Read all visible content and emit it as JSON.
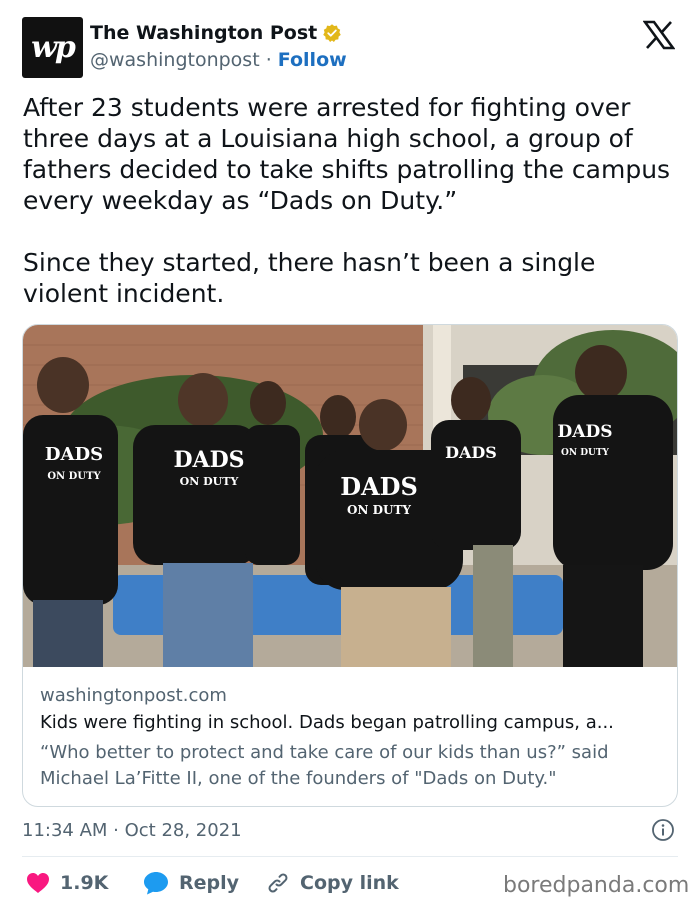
{
  "author": {
    "logo_text": "wp",
    "name": "The Washington Post",
    "handle": "@washingtonpost",
    "separator": " · ",
    "follow_label": "Follow"
  },
  "tweet": {
    "text": "After 23 students were arrested for fighting over three days at a Louisiana high school, a group of fathers decided to take shifts patrolling the campus every weekday as “Dads on Duty.”\n\nSince they started, there hasn’t been a single violent incident."
  },
  "card": {
    "shirt_text_1": "DADS",
    "shirt_text_2": "ON DUTY",
    "domain": "washingtonpost.com",
    "title": "Kids were fighting in school. Dads began patrolling campus, a...",
    "description": "“Who better to protect and take care of our kids than us?” said Michael La’Fitte II, one of the founders of \"Dads on Duty.\""
  },
  "meta": {
    "timestamp": "11:34 AM · Oct 28, 2021"
  },
  "actions": {
    "like_count": "1.9K",
    "reply_label": "Reply",
    "copy_link_label": "Copy link"
  },
  "watermark": "boredpanda.com",
  "colors": {
    "like": "#f91880",
    "reply": "#1d9bf0",
    "follow": "#1d6fc0",
    "verified": "#e2b719"
  }
}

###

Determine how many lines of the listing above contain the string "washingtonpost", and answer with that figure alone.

### Problem solution
2